Over the years, we’ve all heard people say, “If you don’t know where you’re going, any road will get you there.”

That’s a humorous quote that had its origin in Lewis Carroll’s classic children’s story, “Alice in Wonderland”. Ironically, though, I see it play out on a daily basis in my interactions with organizations that are unsure where they need to go with their data centers, and how to get there.

The problem has as much to do with where we’ve been as where we’re going. Let me explain.

Part of it has to do with that for many years IT organizations have operated under a tight, ‘do more with less’ mandate where their budgets have not been increasing. To a degree, that’s led IT managers to become conditioned to expect that situation isn’t going to change in the future. Meanwhile, however, organizations and the lines of business continue to plan to grow and thrive by leveraging market opportunities made possible, at least in part, through technological innovation.

Unfortunately, that “IT will keep the lights on” mindset tends to limit IT’s proactivity, its leadership in collaborating, planning and ultimately, moving in lock step with its customers in the lines of business to exploit the opportunities they’ve identified out in the marketplace. So, let’s separate for a moment, the day to day operational mindset from the growth-oriented, transformational mindset we need to promote.

One of the largest missteps of a lot of the organizations I work with is we continually hear the same conversations about cutting costs and reducing the spend. We all know that our budgets are not getting any larger and we are being told to do more with less. If our goal is to move the needle forward and innovate, these measures alone will not do that. So, how do we do it you ask? We have to spend wiser, spend smarter and not say what we are going to cut but what we are going to invest in. Reevaluating the portfolio of the offerings and see what still makes sense to offer and this will allow us to bring potential new services to market. This is a transformative action and not just a let’s cut so we can keep the lights on action.

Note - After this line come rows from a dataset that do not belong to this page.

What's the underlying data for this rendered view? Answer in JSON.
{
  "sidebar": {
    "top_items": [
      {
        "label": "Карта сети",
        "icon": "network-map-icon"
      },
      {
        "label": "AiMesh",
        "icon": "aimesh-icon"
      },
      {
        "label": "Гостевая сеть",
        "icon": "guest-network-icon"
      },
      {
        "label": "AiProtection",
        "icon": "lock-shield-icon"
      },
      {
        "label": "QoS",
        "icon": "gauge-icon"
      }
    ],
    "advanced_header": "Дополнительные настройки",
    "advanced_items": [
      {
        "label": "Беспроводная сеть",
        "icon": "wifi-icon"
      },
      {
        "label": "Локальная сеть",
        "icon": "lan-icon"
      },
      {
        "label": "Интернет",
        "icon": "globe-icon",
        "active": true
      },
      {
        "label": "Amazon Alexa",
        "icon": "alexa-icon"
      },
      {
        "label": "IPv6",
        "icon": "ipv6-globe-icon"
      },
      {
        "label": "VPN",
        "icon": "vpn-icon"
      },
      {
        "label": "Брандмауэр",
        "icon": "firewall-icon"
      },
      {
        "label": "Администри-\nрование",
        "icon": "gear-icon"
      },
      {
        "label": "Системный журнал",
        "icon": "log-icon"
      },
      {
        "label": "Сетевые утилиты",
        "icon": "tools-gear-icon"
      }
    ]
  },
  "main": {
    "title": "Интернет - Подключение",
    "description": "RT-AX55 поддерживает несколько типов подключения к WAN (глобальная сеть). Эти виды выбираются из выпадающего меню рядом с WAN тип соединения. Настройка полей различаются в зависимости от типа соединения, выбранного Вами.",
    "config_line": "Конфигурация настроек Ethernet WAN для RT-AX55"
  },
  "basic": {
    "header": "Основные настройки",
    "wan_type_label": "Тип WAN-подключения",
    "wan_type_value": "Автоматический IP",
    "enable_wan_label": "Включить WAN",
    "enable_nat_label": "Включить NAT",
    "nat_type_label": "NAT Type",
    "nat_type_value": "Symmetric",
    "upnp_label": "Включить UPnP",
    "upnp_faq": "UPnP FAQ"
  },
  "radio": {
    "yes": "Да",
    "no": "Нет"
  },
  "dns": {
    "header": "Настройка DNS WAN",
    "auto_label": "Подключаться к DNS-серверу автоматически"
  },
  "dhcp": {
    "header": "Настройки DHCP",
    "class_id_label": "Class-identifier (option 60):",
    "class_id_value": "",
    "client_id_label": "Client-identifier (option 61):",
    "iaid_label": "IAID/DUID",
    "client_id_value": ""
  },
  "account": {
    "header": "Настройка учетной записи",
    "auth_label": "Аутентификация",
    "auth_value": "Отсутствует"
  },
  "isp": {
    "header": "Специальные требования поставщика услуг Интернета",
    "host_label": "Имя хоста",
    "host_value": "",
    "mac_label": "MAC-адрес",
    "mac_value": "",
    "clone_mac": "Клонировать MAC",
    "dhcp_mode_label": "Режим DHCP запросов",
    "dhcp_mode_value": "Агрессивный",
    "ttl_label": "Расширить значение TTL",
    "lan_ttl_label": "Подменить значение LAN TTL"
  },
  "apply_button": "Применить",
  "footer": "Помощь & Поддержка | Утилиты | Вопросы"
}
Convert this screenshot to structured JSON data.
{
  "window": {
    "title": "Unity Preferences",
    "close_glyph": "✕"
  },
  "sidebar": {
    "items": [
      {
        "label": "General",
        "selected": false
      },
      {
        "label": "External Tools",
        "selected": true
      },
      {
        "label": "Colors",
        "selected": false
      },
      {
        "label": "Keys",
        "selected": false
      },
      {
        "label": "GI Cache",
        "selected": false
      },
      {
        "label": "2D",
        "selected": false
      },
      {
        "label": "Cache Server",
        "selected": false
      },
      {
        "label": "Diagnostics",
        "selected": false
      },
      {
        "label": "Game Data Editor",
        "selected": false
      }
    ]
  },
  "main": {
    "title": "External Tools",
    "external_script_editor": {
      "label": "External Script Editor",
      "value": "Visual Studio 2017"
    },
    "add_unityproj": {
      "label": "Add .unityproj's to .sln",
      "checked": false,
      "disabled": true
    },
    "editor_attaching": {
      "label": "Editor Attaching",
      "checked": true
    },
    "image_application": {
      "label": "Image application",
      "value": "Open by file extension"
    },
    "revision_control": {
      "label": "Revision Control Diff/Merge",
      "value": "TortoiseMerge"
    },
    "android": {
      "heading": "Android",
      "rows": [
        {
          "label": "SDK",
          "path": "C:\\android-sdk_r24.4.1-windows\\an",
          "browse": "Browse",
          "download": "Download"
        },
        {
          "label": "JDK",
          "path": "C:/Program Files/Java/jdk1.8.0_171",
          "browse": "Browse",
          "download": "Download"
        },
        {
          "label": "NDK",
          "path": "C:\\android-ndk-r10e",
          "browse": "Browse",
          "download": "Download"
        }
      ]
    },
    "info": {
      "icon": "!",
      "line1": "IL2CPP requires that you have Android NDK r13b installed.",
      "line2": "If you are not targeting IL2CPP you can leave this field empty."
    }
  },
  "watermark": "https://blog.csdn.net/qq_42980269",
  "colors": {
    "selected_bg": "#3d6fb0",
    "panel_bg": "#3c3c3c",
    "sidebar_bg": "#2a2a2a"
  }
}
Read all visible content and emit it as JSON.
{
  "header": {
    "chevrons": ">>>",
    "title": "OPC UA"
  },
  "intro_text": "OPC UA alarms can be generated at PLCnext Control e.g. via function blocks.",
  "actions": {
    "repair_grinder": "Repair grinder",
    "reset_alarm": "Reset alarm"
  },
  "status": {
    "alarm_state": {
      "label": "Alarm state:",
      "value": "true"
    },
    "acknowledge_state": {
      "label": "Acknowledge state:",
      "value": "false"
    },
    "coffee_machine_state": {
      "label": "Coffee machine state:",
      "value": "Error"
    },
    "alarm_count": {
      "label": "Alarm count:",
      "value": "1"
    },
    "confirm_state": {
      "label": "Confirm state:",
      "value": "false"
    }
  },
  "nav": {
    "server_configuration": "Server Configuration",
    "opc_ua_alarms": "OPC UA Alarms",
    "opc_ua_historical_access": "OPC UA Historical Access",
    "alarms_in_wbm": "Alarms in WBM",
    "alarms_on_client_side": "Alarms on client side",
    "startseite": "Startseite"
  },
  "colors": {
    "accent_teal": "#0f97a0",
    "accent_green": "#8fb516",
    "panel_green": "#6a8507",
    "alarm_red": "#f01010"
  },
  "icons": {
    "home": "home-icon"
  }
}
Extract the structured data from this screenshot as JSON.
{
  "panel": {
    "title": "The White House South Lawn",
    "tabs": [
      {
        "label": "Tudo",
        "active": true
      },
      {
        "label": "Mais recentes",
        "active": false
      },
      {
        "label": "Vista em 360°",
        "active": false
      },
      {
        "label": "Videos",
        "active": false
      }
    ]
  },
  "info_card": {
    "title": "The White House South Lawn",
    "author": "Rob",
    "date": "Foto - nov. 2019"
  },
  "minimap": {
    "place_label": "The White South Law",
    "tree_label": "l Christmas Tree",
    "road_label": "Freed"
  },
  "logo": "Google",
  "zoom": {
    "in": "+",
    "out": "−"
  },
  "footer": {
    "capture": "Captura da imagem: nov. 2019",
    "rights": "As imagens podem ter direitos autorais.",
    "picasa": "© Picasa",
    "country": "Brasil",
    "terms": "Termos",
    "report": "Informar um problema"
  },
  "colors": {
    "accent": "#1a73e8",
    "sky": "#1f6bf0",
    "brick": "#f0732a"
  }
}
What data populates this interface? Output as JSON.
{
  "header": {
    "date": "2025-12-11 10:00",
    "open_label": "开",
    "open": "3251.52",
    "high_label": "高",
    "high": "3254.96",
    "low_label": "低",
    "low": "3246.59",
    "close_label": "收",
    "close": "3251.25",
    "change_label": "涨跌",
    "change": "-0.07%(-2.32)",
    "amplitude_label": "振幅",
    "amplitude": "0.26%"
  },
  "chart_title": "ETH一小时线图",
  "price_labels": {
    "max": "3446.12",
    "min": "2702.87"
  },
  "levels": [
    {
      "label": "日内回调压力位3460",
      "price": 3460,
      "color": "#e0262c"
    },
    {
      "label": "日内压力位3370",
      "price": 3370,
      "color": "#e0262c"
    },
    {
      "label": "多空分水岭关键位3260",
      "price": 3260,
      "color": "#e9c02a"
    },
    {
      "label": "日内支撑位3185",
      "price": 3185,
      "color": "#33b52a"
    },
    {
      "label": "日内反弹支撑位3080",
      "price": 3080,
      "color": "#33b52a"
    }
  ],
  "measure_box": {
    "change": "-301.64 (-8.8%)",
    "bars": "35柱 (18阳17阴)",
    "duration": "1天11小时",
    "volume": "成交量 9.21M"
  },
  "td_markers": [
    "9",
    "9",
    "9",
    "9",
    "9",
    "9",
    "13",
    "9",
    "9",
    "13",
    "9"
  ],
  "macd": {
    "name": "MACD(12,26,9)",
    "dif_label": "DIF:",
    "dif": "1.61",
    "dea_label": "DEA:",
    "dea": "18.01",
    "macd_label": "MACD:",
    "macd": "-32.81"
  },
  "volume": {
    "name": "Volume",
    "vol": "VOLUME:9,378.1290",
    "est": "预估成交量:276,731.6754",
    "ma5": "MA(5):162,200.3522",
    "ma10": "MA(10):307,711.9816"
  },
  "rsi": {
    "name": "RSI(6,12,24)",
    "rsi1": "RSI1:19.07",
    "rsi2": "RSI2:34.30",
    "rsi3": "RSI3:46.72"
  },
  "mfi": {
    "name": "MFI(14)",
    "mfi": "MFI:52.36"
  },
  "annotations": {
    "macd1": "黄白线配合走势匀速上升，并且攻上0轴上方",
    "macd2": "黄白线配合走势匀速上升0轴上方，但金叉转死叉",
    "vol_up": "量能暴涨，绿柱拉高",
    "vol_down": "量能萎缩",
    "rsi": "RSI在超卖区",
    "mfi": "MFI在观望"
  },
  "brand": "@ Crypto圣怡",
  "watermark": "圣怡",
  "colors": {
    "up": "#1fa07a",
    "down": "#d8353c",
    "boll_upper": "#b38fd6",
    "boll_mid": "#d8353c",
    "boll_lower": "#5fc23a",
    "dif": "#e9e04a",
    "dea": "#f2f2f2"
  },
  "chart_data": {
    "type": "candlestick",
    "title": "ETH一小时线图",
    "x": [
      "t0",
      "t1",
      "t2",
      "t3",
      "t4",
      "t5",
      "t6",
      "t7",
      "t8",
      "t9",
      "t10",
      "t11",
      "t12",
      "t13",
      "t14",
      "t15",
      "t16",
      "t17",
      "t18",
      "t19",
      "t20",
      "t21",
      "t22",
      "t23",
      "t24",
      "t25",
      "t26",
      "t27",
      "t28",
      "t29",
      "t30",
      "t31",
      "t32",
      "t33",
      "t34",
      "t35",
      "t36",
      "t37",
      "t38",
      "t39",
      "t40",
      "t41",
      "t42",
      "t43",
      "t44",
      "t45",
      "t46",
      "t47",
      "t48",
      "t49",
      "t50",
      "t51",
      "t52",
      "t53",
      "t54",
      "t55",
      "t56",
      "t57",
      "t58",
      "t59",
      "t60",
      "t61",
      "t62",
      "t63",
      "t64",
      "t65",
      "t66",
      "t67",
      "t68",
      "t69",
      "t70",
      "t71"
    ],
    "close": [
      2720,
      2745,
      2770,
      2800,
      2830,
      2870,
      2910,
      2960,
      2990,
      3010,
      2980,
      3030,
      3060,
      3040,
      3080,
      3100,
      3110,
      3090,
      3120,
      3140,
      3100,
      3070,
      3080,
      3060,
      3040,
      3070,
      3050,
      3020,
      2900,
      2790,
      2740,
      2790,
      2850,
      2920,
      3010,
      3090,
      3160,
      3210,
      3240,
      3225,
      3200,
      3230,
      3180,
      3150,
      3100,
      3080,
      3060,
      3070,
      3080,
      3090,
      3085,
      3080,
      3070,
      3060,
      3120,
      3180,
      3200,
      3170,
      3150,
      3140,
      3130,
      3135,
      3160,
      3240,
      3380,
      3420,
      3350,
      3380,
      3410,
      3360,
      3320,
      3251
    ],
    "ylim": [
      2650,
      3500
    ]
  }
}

Of course, now we are in the Age of Digital Transformation and with that, Digital Disruption, which is that agnostic force that levels the playing field for market leaders and upstart organizations alike. What that means is every company operating in a competitive environment is confronted by the urgent need to evolve smartly and quickly via improved agility, workforce productivity, talent retention, and technological innovation.

But Digital Transformation, whether in the data center, or any other area of the organization, it’s not a destination, but a long journey. Unfortunately, I see too many organizations that fail to plan appropriately for that journey – with a vision and with a roadmap for the long term.

In client planning meetings in which I participate senior managers want to know how technology can support innovation in their offices, now, often expressed as a standalone, isolated technology decision. Boom, done.

But as many of us have seen, time and again, short term thinking (and decisions) yields short term results. Meanwhile, because of Digital Disruption, our competition is planning for the long-term struggle ahead with its “end goal” in mind.

So, while the ‘now’ question is still a valid part of the vision equation, it needs to be framed in the larger context of, “Let’s also consider what’s coming after that, both technology and capability-wise that we can build on. What starts as a short term discussion now morphs into one that aligns with long term needs and goals.

Time and time again I hear from customers that they want to make the right decision for the company and make sure we have alignment. But inevitably there are delays and there isn’t a decision made due to lack of data or lack of buy in to move forward. What I always tell clients is that the worst decision you can make is not making a decision. I always advise customers to at the very least have a road map discussion internally with your teams and then see how those align with other teams. Roadmaps are designed to become a living entity within organizations and should continue to evolve over time. Remember this is a journey and not a destination.  Let us be part of your roadmap journey and let’s take this trip to the future together.

About the Author
David Kinlaw is the US Principal Datacenter Architect for Getronics with over 20 years of expertise. David specializes in advanced technologies and services, with expertise in Public and Private cloud, IaaS, PaaS, SaaS, advanced virtualization solutions, security etc.  David holds multiple levels of certifications and resides in Charlotte, NC.